-- Activity --
Your output should be every line below, copied exactly.

Page and application data records:
· · · · · · ·
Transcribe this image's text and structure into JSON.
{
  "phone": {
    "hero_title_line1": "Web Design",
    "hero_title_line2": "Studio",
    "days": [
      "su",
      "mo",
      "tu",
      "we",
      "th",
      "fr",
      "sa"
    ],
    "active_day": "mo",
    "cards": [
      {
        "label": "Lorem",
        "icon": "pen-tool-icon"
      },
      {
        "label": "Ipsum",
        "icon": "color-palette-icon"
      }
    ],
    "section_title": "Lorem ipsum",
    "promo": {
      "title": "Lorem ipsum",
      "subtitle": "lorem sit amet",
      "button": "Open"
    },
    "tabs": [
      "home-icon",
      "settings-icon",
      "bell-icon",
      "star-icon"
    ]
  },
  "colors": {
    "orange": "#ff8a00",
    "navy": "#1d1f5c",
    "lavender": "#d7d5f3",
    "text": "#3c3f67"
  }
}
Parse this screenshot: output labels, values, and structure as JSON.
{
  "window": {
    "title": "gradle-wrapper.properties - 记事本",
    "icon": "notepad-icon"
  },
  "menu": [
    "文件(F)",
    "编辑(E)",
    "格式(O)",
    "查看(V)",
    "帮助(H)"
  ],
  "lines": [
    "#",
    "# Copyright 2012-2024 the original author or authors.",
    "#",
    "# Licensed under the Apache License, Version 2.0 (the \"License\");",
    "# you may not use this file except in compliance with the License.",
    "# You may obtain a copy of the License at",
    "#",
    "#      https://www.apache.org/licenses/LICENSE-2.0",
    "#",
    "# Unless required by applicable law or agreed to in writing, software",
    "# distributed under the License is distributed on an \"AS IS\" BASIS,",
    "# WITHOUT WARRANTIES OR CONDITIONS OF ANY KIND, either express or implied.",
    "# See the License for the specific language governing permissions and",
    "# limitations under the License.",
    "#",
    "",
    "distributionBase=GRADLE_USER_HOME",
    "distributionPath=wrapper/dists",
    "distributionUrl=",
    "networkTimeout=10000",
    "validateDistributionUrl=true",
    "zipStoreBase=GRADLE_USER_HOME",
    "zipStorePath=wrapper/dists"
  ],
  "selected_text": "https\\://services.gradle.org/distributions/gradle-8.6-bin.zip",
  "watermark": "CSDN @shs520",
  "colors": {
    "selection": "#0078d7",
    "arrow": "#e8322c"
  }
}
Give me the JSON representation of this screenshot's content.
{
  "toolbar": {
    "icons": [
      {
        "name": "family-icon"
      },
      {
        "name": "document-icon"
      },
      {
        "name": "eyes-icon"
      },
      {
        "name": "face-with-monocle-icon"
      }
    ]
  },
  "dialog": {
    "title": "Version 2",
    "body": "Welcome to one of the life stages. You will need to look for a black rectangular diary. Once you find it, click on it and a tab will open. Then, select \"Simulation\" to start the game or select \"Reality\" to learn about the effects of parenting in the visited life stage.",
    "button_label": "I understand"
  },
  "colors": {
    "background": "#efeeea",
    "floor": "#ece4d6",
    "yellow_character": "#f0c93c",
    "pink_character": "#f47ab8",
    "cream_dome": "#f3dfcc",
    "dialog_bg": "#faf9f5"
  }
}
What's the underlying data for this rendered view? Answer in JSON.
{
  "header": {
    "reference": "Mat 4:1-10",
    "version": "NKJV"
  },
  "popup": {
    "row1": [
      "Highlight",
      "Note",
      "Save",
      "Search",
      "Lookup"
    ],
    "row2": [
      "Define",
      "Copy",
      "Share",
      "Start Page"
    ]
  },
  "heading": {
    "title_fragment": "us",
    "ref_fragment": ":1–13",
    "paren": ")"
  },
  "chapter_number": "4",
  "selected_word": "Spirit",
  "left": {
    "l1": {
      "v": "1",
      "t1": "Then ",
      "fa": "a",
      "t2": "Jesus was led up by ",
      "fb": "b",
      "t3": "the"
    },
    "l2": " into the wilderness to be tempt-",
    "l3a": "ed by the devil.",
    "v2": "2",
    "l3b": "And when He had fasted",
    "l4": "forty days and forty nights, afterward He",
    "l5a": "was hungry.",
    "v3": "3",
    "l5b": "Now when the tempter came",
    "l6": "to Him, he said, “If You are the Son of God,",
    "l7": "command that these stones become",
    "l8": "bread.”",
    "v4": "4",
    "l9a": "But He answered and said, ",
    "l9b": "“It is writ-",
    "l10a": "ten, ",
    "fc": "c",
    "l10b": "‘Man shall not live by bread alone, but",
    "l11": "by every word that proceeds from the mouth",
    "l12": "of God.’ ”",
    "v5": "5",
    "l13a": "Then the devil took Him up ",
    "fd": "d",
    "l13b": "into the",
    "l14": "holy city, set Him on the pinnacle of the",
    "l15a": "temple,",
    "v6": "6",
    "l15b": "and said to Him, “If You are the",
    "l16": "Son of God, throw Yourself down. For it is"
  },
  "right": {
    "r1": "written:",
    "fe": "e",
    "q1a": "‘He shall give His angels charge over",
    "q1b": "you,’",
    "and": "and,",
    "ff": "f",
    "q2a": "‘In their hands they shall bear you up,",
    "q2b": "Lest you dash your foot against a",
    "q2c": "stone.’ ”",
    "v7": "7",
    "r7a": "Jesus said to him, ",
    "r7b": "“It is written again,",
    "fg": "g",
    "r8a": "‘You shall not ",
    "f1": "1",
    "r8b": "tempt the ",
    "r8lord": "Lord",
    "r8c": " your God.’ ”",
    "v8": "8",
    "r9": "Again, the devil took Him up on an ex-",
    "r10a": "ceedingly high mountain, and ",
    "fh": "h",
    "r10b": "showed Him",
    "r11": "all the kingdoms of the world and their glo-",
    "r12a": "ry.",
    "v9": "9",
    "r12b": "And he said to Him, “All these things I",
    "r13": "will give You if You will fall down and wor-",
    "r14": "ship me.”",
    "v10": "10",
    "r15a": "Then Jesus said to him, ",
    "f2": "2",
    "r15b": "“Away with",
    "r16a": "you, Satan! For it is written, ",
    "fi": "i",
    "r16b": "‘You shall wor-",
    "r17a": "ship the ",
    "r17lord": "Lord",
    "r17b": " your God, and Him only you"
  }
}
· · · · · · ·
-- Finished exercise --
Transcribe this image's text and structure into JSON.
{
  "phone": {
    "hero_title_line1": "Web Design",
    "hero_title_line2": "Studio",
    "days": [
      "su",
      "mo",
      "tu",
      "we",
      "th",
      "fr",
      "sa"
    ],
    "active_day": "mo",
    "cards": [
      {
        "label": "Lorem",
        "icon": "pen-tool-icon"
      },
      {
        "label": "Ipsum",
        "icon": "color-palette-icon"
      }
    ],
    "section_title": "Lorem ipsum",
    "promo": {
      "title": "Lorem ipsum",
      "subtitle": "lorem sit amet",
      "button": "Open"
    },
    "tabs": [
      "home-icon",
      "settings-icon",
      "bell-icon",
      "star-icon"
    ]
  },
  "colors": {
    "orange": "#ff8a00",
    "navy": "#1d1f5c",
    "lavender": "#d7d5f3",
    "text": "#3c3f67"
  }
}
Parse this screenshot: output labels, values, and structure as JSON.
{
  "window": {
    "title": "gradle-wrapper.properties - 记事本",
    "icon": "notepad-icon"
  },
  "menu": [
    "文件(F)",
    "编辑(E)",
    "格式(O)",
    "查看(V)",
    "帮助(H)"
  ],
  "lines": [
    "#",
    "# Copyright 2012-2024 the original author or authors.",
    "#",
    "# Licensed under the Apache License, Version 2.0 (the \"License\");",
    "# you may not use this file except in compliance with the License.",
    "# You may obtain a copy of the License at",
    "#",
    "#      https://www.apache.org/licenses/LICENSE-2.0",
    "#",
    "# Unless required by applicable law or agreed to in writing, software",
    "# distributed under the License is distributed on an \"AS IS\" BASIS,",
    "# WITHOUT WARRANTIES OR CONDITIONS OF ANY KIND, either express or implied.",
    "# See the License for the specific language governing permissions and",
    "# limitations under the License.",
    "#",
    "",
    "distributionBase=GRADLE_USER_HOME",
    "distributionPath=wrapper/dists",
    "distributionUrl=",
    "networkTimeout=10000",
    "validateDistributionUrl=true",
    "zipStoreBase=GRADLE_USER_HOME",
    "zipStorePath=wrapper/dists"
  ],
  "selected_text": "https\\://services.gradle.org/distributions/gradle-8.6-bin.zip",
  "watermark": "CSDN @shs520",
  "colors": {
    "selection": "#0078d7",
    "arrow": "#e8322c"
  }
}
Give me the JSON representation of this screenshot's content.
{
  "toolbar": {
    "icons": [
      {
        "name": "family-icon"
      },
      {
        "name": "document-icon"
      },
      {
        "name": "eyes-icon"
      },
      {
        "name": "face-with-monocle-icon"
      }
    ]
  },
  "dialog": {
    "title": "Version 2",
    "body": "Welcome to one of the life stages. You will need to look for a black rectangular diary. Once you find it, click on it and a tab will open. Then, select \"Simulation\" to start the game or select \"Reality\" to learn about the effects of parenting in the visited life stage.",
    "button_label": "I understand"
  },
  "colors": {
    "background": "#efeeea",
    "floor": "#ece4d6",
    "yellow_character": "#f0c93c",
    "pink_character": "#f47ab8",
    "cream_dome": "#f3dfcc",
    "dialog_bg": "#faf9f5"
  }
}
What's the underlying data for this rendered view? Answer in JSON.
{
  "header": {
    "reference": "Mat 4:1-10",
    "version": "NKJV"
  },
  "popup": {
    "row1": [
      "Highlight",
      "Note",
      "Save",
      "Search",
      "Lookup"
    ],
    "row2": [
      "Define",
      "Copy",
      "Share",
      "Start Page"
    ]
  },
  "heading": {
    "title_fragment": "us",
    "ref_fragment": ":1–13",
    "paren": ")"
  },
  "chapter_number": "4",
  "selected_word": "Spirit",
  "left": {
    "l1": {
      "v": "1",
      "t1": "Then ",
      "fa": "a",
      "t2": "Jesus was led up by ",
      "fb": "b",
      "t3": "the"
    },
    "l2": " into the wilderness to be tempt-",
    "l3a": "ed by the devil.",
    "v2": "2",
    "l3b": "And when He had fasted",
    "l4": "forty days and forty nights, afterward He",
    "l5a": "was hungry.",
    "v3": "3",
    "l5b": "Now when the tempter came",
    "l6": "to Him, he said, “If You are the Son of God,",
    "l7": "command that these stones become",
    "l8": "bread.”",
    "v4": "4",
    "l9a": "But He answered and said, ",
    "l9b": "“It is writ-",
    "l10a": "ten, ",
    "fc": "c",
    "l10b": "‘Man shall not live by bread alone, but",
    "l11": "by every word that proceeds from the mouth",
    "l12": "of God.’ ”",
    "v5": "5",
    "l13a": "Then the devil took Him up ",
    "fd": "d",
    "l13b": "into the",
    "l14": "holy city, set Him on the pinnacle of the",
    "l15a": "temple,",
    "v6": "6",
    "l15b": "and said to Him, “If You are the",
    "l16": "Son of God, throw Yourself down. For it is"
  },
  "right": {
    "r1": "written:",
    "fe": "e",
    "q1a": "‘He shall give His angels charge over",
    "q1b": "you,’",
    "and": "and,",
    "ff": "f",
    "q2a": "‘In their hands they shall bear you up,",
    "q2b": "Lest you dash your foot against a",
    "q2c": "stone.’ ”",
    "v7": "7",
    "r7a": "Jesus said to him, ",
    "r7b": "“It is written again,",
    "fg": "g",
    "r8a": "‘You shall not ",
    "f1": "1",
    "r8b": "tempt the ",
    "r8lord": "Lord",
    "r8c": " your God.’ ”",
    "v8": "8",
    "r9": "Again, the devil took Him up on an ex-",
    "r10a": "ceedingly high mountain, and ",
    "fh": "h",
    "r10b": "showed Him",
    "r11": "all the kingdoms of the world and their glo-",
    "r12a": "ry.",
    "v9": "9",
    "r12b": "And he said to Him, “All these things I",
    "r13": "will give You if You will fall down and wor-",
    "r14": "ship me.”",
    "v10": "10",
    "r15a": "Then Jesus said to him, ",
    "f2": "2",
    "r15b": "“Away with",
    "r16a": "you, Satan! For it is written, ",
    "fi": "i",
    "r16b": "‘You shall wor-",
    "r17a": "ship the ",
    "r17lord": "Lord",
    "r17b": " your God, and Him only you"
  }
}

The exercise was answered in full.